England captain Alastair Cook believes the team's best limited overs days are ahead of them even though they are now again the world's top-ranked side in 50-over international cricket.
Cook's men briefly lost their place at the summit of the standings after a heavy defeat by South Africa in Southampton last week.
But they bounced back in London following wins by four and six wickets in the one-day internationals (ODIs) at The Oval and Lord's respectively.
Sunday's success at Lord's gave England a 2-1 lead in a five-match campaign heading into Wednesday's finale in Nottingham and meant South Africa could no longer achieve the series victory they needed to extend their brief stay at number one.
Meanwhile Australia's recent defeat by Pakistan in Abu Dhabi scuppered their hopes of overtaking England at the head of the standings before the year is out.
"It's certainly not a bad thing," Cook, who last week also became England's Test captain after the retirement of Andrew Strauss, said of being number one.
"But I think we feel this side has its future ahead of it, rather than behind it," explained the 27-year-old opening batsman, who will hope to lead England to a maiden World Cup title in Australia and New Zealand in 2015.
Cook, a member of the England side that lost its position at the head of the Test standings to South Africa earlier this season, added: "We're still striving to improve in all areas.
"We've only been together for a year or so. We've had some really good results, but certainly don't feel like the number one side -- like we did when we got there as a Test team."
England suffered an 80 run-hammering in Southampton but bounced back well.
Sunday's win at Lord's saw them, albeit after Cook won the toss in overcast conditions, restrict South Africa to 220 for eight.
They then overcame the early loss of Cook to make 224 for four with man-of-the-match Ian Bell, revelling in his new role as a one-day opener, scoring 88 and putting on 141 with Warwickshire colleague Jonathan Trott (48).

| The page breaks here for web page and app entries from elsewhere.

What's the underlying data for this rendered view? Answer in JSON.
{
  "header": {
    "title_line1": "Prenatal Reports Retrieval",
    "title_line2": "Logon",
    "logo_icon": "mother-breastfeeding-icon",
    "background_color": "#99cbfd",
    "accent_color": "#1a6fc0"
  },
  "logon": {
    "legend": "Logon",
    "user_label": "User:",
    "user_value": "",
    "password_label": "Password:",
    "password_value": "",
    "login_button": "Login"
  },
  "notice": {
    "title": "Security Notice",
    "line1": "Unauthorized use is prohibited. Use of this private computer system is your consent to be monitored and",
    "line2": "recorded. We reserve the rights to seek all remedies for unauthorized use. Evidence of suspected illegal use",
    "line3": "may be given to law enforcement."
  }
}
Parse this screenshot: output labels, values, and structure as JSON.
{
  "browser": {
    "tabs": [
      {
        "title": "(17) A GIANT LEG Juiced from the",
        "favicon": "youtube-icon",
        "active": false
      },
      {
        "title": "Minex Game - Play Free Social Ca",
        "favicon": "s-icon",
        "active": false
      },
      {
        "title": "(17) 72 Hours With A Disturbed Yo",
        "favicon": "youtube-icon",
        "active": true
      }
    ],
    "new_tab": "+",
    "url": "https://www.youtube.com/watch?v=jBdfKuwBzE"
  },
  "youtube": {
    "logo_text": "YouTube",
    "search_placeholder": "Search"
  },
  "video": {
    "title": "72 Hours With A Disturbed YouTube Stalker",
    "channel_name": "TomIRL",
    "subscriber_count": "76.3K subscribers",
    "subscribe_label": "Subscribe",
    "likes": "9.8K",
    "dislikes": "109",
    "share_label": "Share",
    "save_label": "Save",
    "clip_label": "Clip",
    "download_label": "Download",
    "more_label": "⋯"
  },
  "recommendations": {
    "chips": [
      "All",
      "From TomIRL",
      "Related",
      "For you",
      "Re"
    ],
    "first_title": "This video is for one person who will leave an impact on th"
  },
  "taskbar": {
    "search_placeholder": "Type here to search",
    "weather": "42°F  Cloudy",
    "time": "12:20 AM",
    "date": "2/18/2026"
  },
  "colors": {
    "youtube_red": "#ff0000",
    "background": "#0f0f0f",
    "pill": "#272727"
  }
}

"Clearly after what's happened this summer, we could have let our heads go down -- a bit of a case of 'here we go again'," said Cook.
"We admitted we didn't get it right at the Ageas Bowl (in Southampton), and we've bounced back really well.
"We've still got a series to win, but I'm very proud of what we've done this weekend in back-to-back matches."
Bell replaced Kevin Pietersen as an opener after the South Africa-born batsman briefly retired from limited overs internationals.
Pietersen has since rescinded that decision but finds himself in England exile over issues of "trust and mutual respect".
He was dropped following his 149 in the drawn second Test against the Proteas last month after it emerged he'd sent "provocative texts", some allegedly critical of his team-mates, to opposition players.
But whatever the Test ramifications, Bell's form means Pietersen has not been missed in one-dayers.
"It was a classy knock again. I say that time and time again when you watch Belly play," said Cook.
"He has so much time, and he's delivering the goods at the top of the order. He's come back into the side, and he's been outstanding."
Meanwhile South Africa captain AB de Villiers, disappointed with the way his side had failed to score enough runs for the second consecutive match, was pleased to still have the goal of a series-levelling victory in his sights.
"I'd like to think the whole of the top six play as a unit and we haven't been performing well," said de Villiers. "There's no excuse, the guys are batting in the places they feel comfortable.
"The positive thing is the series is still alive. We can level it, which would be a great achievement, and I really believe we can do that."